Leave out the pictures and repeat everything else in the records exactly.

------ Material supplied

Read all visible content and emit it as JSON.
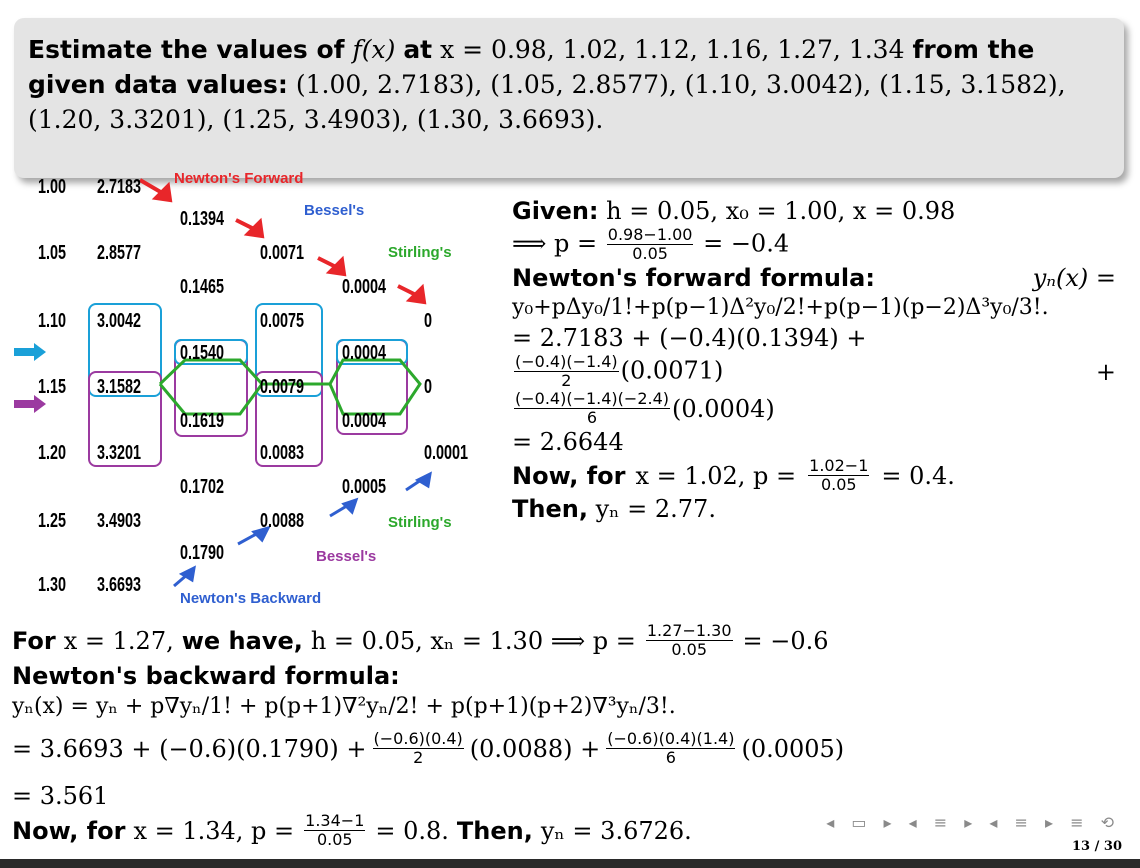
{
  "problem": {
    "lead": "Estimate the values of",
    "fx": "f(x)",
    "at": "at",
    "xeq": "x = 0.98, 1.02, 1.12, 1.16, 1.27, 1.34",
    "from": "from the given data values:",
    "pairs1": "(1.00, 2.7183), (1.05, 2.8577), (1.10, 3.0042), (1.15, 3.1582),",
    "pairs2": "(1.20, 3.3201), (1.25, 3.4903), (1.30, 3.6693)."
  },
  "table": {
    "x": [
      "1.00",
      "1.05",
      "1.10",
      "1.15",
      "1.20",
      "1.25",
      "1.30"
    ],
    "y": [
      "2.7183",
      "2.8577",
      "3.0042",
      "3.1582",
      "3.3201",
      "3.4903",
      "3.6693"
    ],
    "d1": [
      "0.1394",
      "0.1465",
      "0.1540",
      "0.1619",
      "0.1702",
      "0.1790"
    ],
    "d2": [
      "0.0071",
      "0.0075",
      "0.0079",
      "0.0083",
      "0.0088"
    ],
    "d3": [
      "0.0004",
      "0.0004",
      "0.0004",
      "0.0005"
    ],
    "d4": [
      "0",
      "0",
      "0.0001"
    ],
    "labels": {
      "nf": "Newton's Forward",
      "bessel_top": "Bessel's",
      "stirling_top": "Stirling's",
      "stirling_bot": "Stirling's",
      "bessel_bot": "Bessel's",
      "nb": "Newton's Backward"
    },
    "colors": {
      "red": "#e8262a",
      "blue": "#2f5fd0",
      "green": "#2ca82c",
      "cyan": "#1aa0d8",
      "purple": "#9b3aa0"
    }
  },
  "right": {
    "given_label": "Given:",
    "given_expr": "h = 0.05, x₀ = 1.00, x = 0.98",
    "implies": "⟹ p =",
    "p_num": "0.98−1.00",
    "p_den": "0.05",
    "p_val": "= −0.4",
    "nf_label": "Newton's forward formula:",
    "nf_lhs": "yₙ(x) =",
    "nf_formula": "y₀+pΔy₀/1!+p(p−1)Δ²y₀/2!+p(p−1)(p−2)Δ³y₀/3!.",
    "sub1": "= 2.7183 + (−0.4)(0.1394) +",
    "sub2_num": "(−0.4)(−1.4)",
    "sub2_den": "2",
    "sub2_tail": "(0.0071)",
    "sub3_num": "(−0.4)(−1.4)(−2.4)",
    "sub3_den": "6",
    "sub3_tail": "(0.0004)",
    "result": "= 2.6644",
    "now_label": "Now, for",
    "now_expr": "x = 1.02, p =",
    "now_num": "1.02−1",
    "now_den": "0.05",
    "now_val": "= 0.4.",
    "then_label": "Then,",
    "then_val": "yₙ = 2.77."
  },
  "bottom": {
    "for_label": "For",
    "for_x": "x = 1.27,",
    "we_have": "we have,",
    "h_expr": "h = 0.05, xₙ = 1.30 ⟹ p =",
    "p_num": "1.27−1.30",
    "p_den": "0.05",
    "p_val": "= −0.6",
    "nb_label": "Newton's backward formula:",
    "nb_formula": "yₙ(x) = yₙ + p∇yₙ/1! + p(p+1)∇²yₙ/2! + p(p+1)(p+2)∇³yₙ/3!.",
    "sub_a": "= 3.6693 + (−0.6)(0.1790) +",
    "sub_b_num": "(−0.6)(0.4)",
    "sub_b_den": "2",
    "sub_b_tail": "(0.0088) +",
    "sub_c_num": "(−0.6)(0.4)(1.4)",
    "sub_c_den": "6",
    "sub_c_tail": "(0.0005)",
    "result": "= 3.561",
    "now_label": "Now, for",
    "now_expr": "x = 1.34, p =",
    "now_num": "1.34−1",
    "now_den": "0.05",
    "now_val": "= 0.8.",
    "then_label": "Then,",
    "then_val": "yₙ = 3.6726."
  },
  "page": "13 / 30"
}
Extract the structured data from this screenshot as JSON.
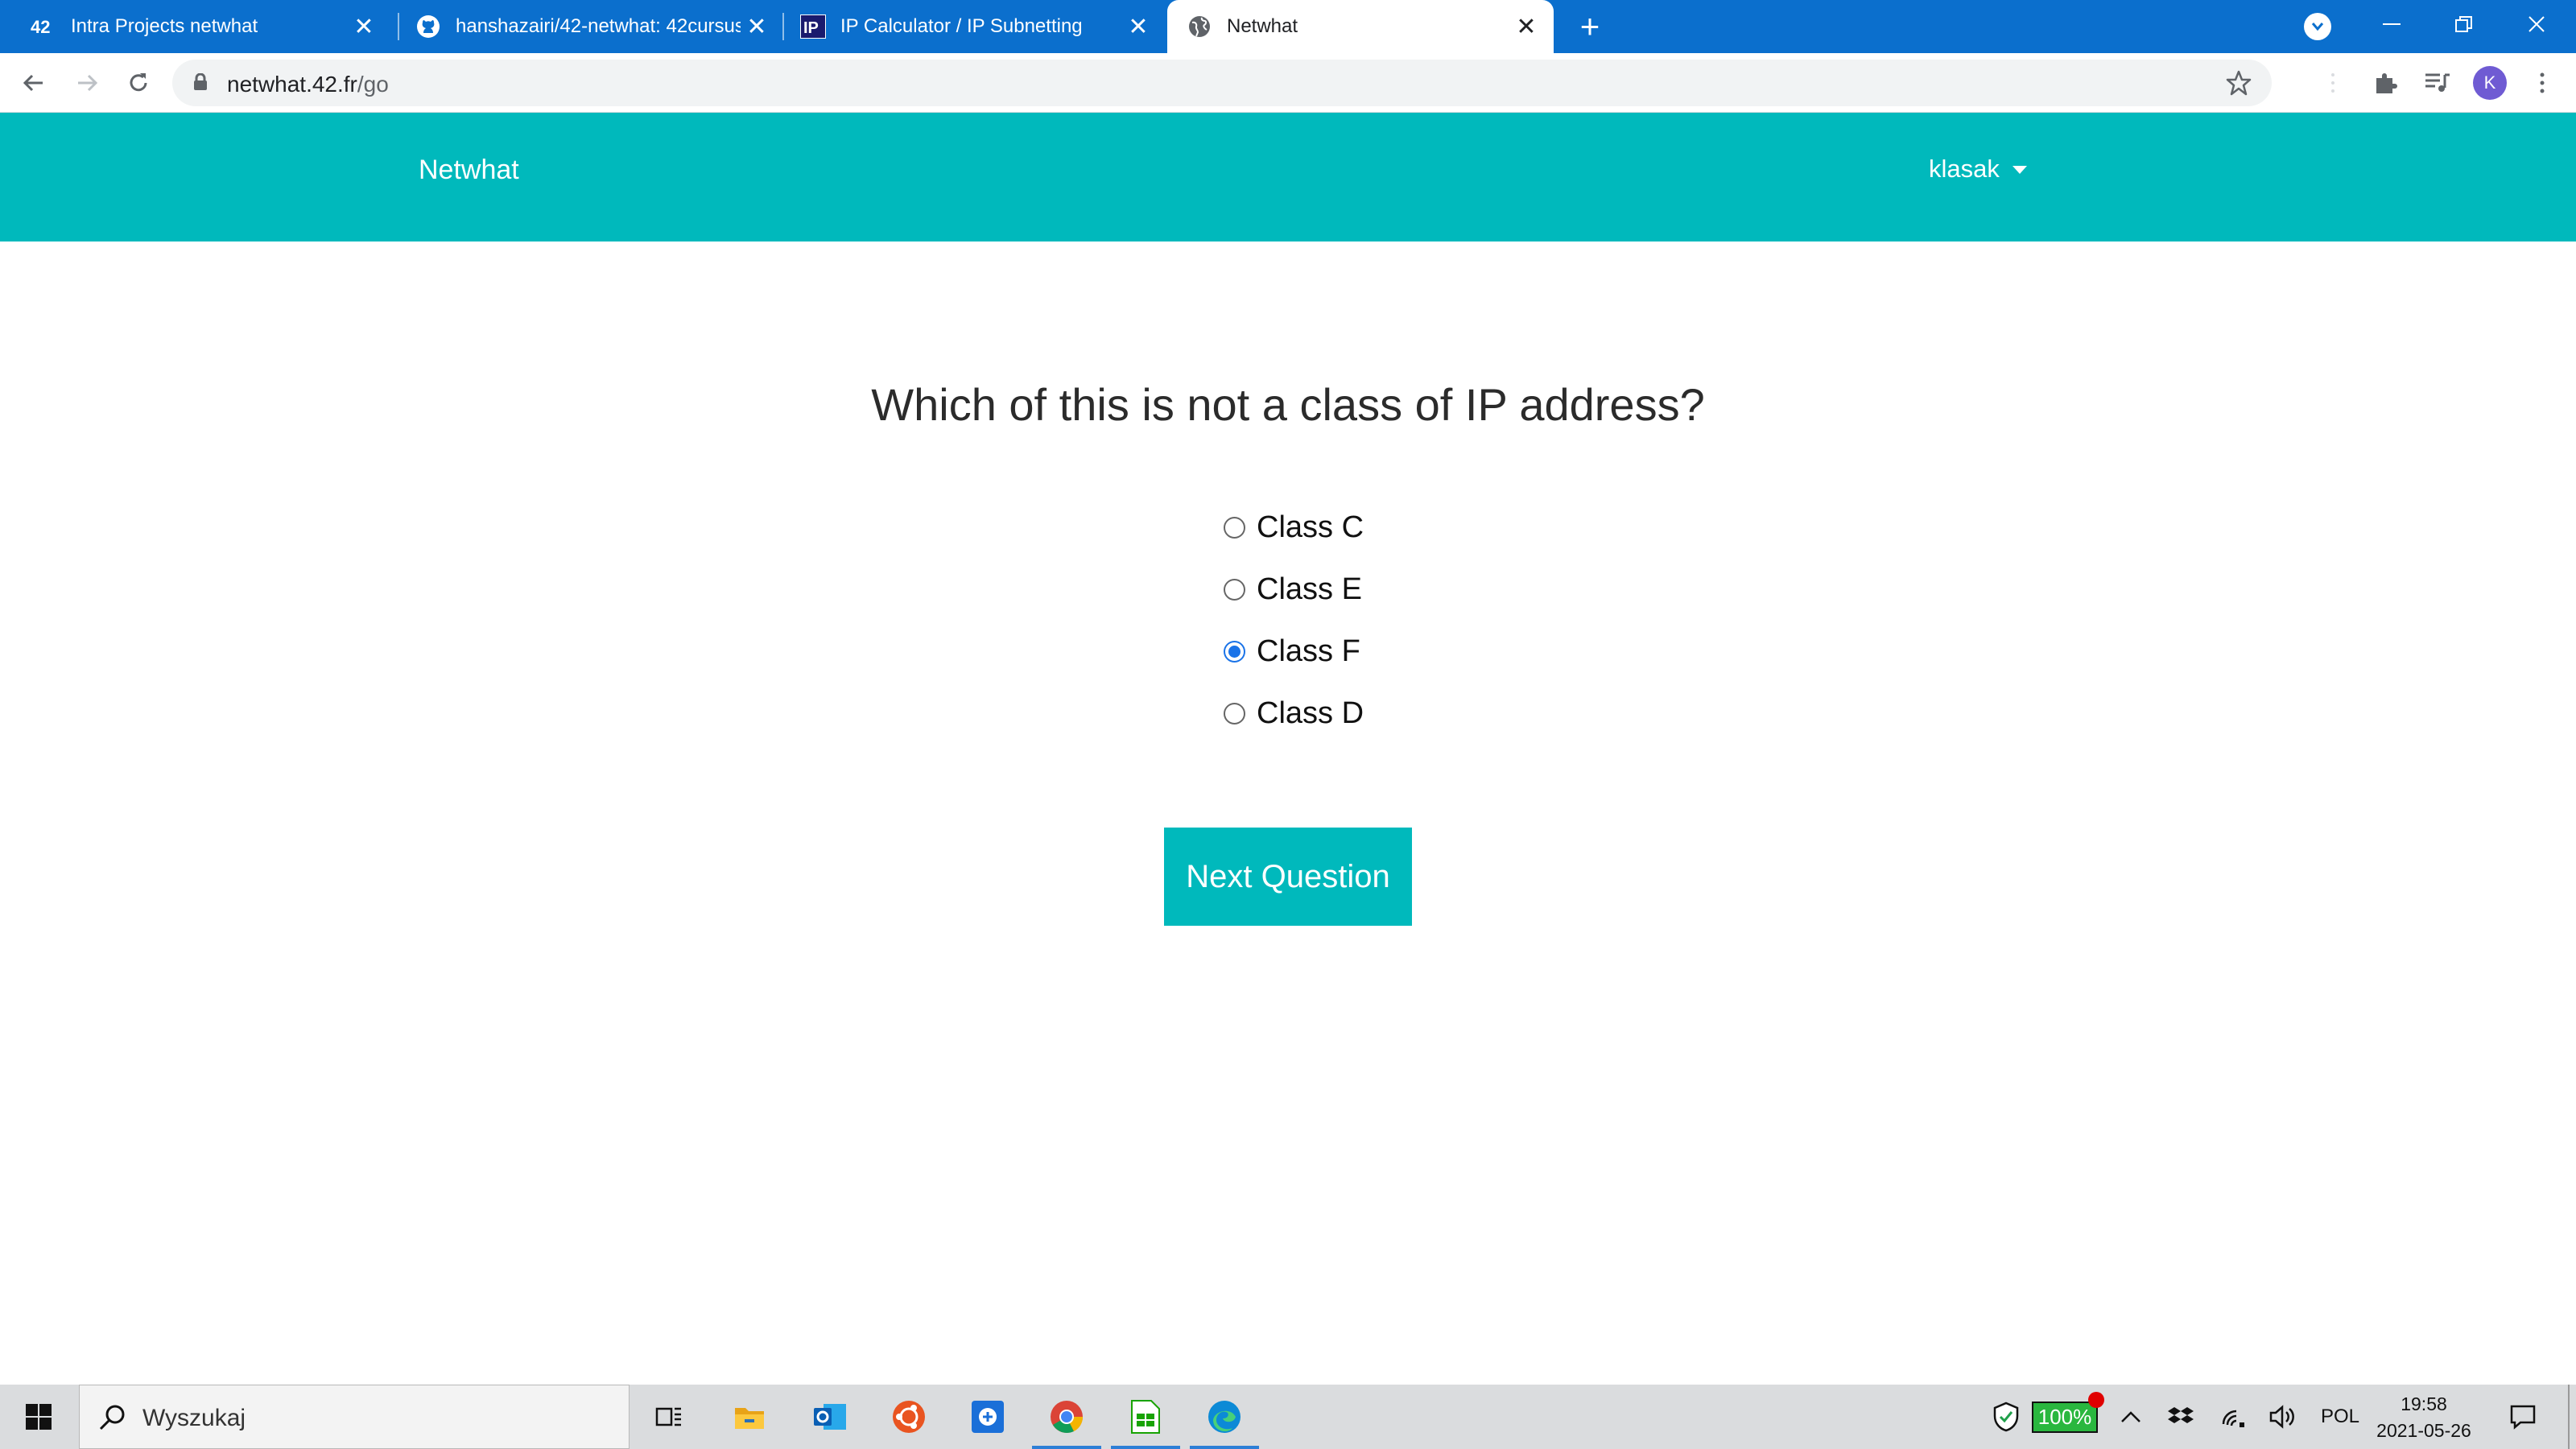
{
  "browser": {
    "tabs": [
      {
        "title": "Intra Projects netwhat",
        "active": false,
        "icon": "42-logo-icon"
      },
      {
        "title": "hanshazairi/42-netwhat: 42cursus",
        "active": false,
        "icon": "github-icon"
      },
      {
        "title": "IP Calculator / IP Subnetting",
        "active": false,
        "icon": "ip-calculator-icon"
      },
      {
        "title": "Netwhat",
        "active": true,
        "icon": "globe-icon"
      }
    ],
    "url_host": "netwhat.42.fr",
    "url_path": "/go",
    "profile_initial": "K"
  },
  "page": {
    "brand": "Netwhat",
    "user": "klasak",
    "question": "Which of this is not a class of IP address?",
    "options": [
      {
        "label": "Class C",
        "checked": false
      },
      {
        "label": "Class E",
        "checked": false
      },
      {
        "label": "Class F",
        "checked": true
      },
      {
        "label": "Class D",
        "checked": false
      }
    ],
    "next_button": "Next Question",
    "accent_color": "#00b9bc"
  },
  "taskbar": {
    "search_placeholder": "Wyszukaj",
    "battery": "100%",
    "language": "POL",
    "time": "19:58",
    "date": "2021-05-26"
  }
}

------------

Solution to this problem
Read all visible content and emit it as JSON.
{
  "problem": {
    "lead": "Estimate the values of",
    "fx": "f(x)",
    "at": "at",
    "xeq": "x = 0.98, 1.02, 1.12, 1.16, 1.27, 1.34",
    "from": "from the given data values:",
    "pairs1": "(1.00, 2.7183), (1.05, 2.8577), (1.10, 3.0042), (1.15, 3.1582),",
    "pairs2": "(1.20, 3.3201), (1.25, 3.4903), (1.30, 3.6693)."
  },
  "table": {
    "x": [
      "1.00",
      "1.05",
      "1.10",
      "1.15",
      "1.20",
      "1.25",
      "1.30"
    ],
    "y": [
      "2.7183",
      "2.8577",
      "3.0042",
      "3.1582",
      "3.3201",
      "3.4903",
      "3.6693"
    ],
    "d1": [
      "0.1394",
      "0.1465",
      "0.1540",
      "0.1619",
      "0.1702",
      "0.1790"
    ],
    "d2": [
      "0.0071",
      "0.0075",
      "0.0079",
      "0.0083",
      "0.0088"
    ],
    "d3": [
      "0.0004",
      "0.0004",
      "0.0004",
      "0.0005"
    ],
    "d4": [
      "0",
      "0",
      "0.0001"
    ],
    "labels": {
      "nf": "Newton's Forward",
      "bessel_top": "Bessel's",
      "stirling_top": "Stirling's",
      "stirling_bot": "Stirling's",
      "bessel_bot": "Bessel's",
      "nb": "Newton's Backward"
    },
    "colors": {
      "red": "#e8262a",
      "blue": "#2f5fd0",
      "green": "#2ca82c",
      "cyan": "#1aa0d8",
      "purple": "#9b3aa0"
    }
  },
  "right": {
    "given_label": "Given:",
    "given_expr": "h = 0.05, x₀ = 1.00, x = 0.98",
    "implies": "⟹ p =",
    "p_num": "0.98−1.00",
    "p_den": "0.05",
    "p_val": "= −0.4",
    "nf_label": "Newton's forward formula:",
    "nf_lhs": "yₙ(x) =",
    "nf_formula": "y₀+pΔy₀/1!+p(p−1)Δ²y₀/2!+p(p−1)(p−2)Δ³y₀/3!.",
    "sub1": "= 2.7183 + (−0.4)(0.1394) +",
    "sub2_num": "(−0.4)(−1.4)",
    "sub2_den": "2",
    "sub2_tail": "(0.0071)",
    "sub3_num": "(−0.4)(−1.4)(−2.4)",
    "sub3_den": "6",
    "sub3_tail": "(0.0004)",
    "result": "= 2.6644",
    "now_label": "Now, for",
    "now_expr": "x = 1.02, p =",
    "now_num": "1.02−1",
    "now_den": "0.05",
    "now_val": "= 0.4.",
    "then_label": "Then,",
    "then_val": "yₙ = 2.77."
  },
  "bottom": {
    "for_label": "For",
    "for_x": "x = 1.27,",
    "we_have": "we have,",
    "h_expr": "h = 0.05, xₙ = 1.30 ⟹ p =",
    "p_num": "1.27−1.30",
    "p_den": "0.05",
    "p_val": "= −0.6",
    "nb_label": "Newton's backward formula:",
    "nb_formula": "yₙ(x) = yₙ + p∇yₙ/1! + p(p+1)∇²yₙ/2! + p(p+1)(p+2)∇³yₙ/3!.",
    "sub_a": "= 3.6693 + (−0.6)(0.1790) +",
    "sub_b_num": "(−0.6)(0.4)",
    "sub_b_den": "2",
    "sub_b_tail": "(0.0088) +",
    "sub_c_num": "(−0.6)(0.4)(1.4)",
    "sub_c_den": "6",
    "sub_c_tail": "(0.0005)",
    "result": "= 3.561",
    "now_label": "Now, for",
    "now_expr": "x = 1.34, p =",
    "now_num": "1.34−1",
    "now_den": "0.05",
    "now_val": "= 0.8.",
    "then_label": "Then,",
    "then_val": "yₙ = 3.6726."
  },
  "page": "13 / 30"
}
Extract the structured data from this screenshot as JSON.
{
  "browser": {
    "tabs": [
      {
        "title": "Intra Projects netwhat",
        "active": false,
        "icon": "42-logo-icon"
      },
      {
        "title": "hanshazairi/42-netwhat: 42cursus",
        "active": false,
        "icon": "github-icon"
      },
      {
        "title": "IP Calculator / IP Subnetting",
        "active": false,
        "icon": "ip-calculator-icon"
      },
      {
        "title": "Netwhat",
        "active": true,
        "icon": "globe-icon"
      }
    ],
    "url_host": "netwhat.42.fr",
    "url_path": "/go",
    "profile_initial": "K"
  },
  "page": {
    "brand": "Netwhat",
    "user": "klasak",
    "question": "Which of this is not a class of IP address?",
    "options": [
      {
        "label": "Class C",
        "checked": false
      },
      {
        "label": "Class E",
        "checked": false
      },
      {
        "label": "Class F",
        "checked": true
      },
      {
        "label": "Class D",
        "checked": false
      }
    ],
    "next_button": "Next Question",
    "accent_color": "#00b9bc"
  },
  "taskbar": {
    "search_placeholder": "Wyszukaj",
    "battery": "100%",
    "language": "POL",
    "time": "19:58",
    "date": "2021-05-26"
  }
}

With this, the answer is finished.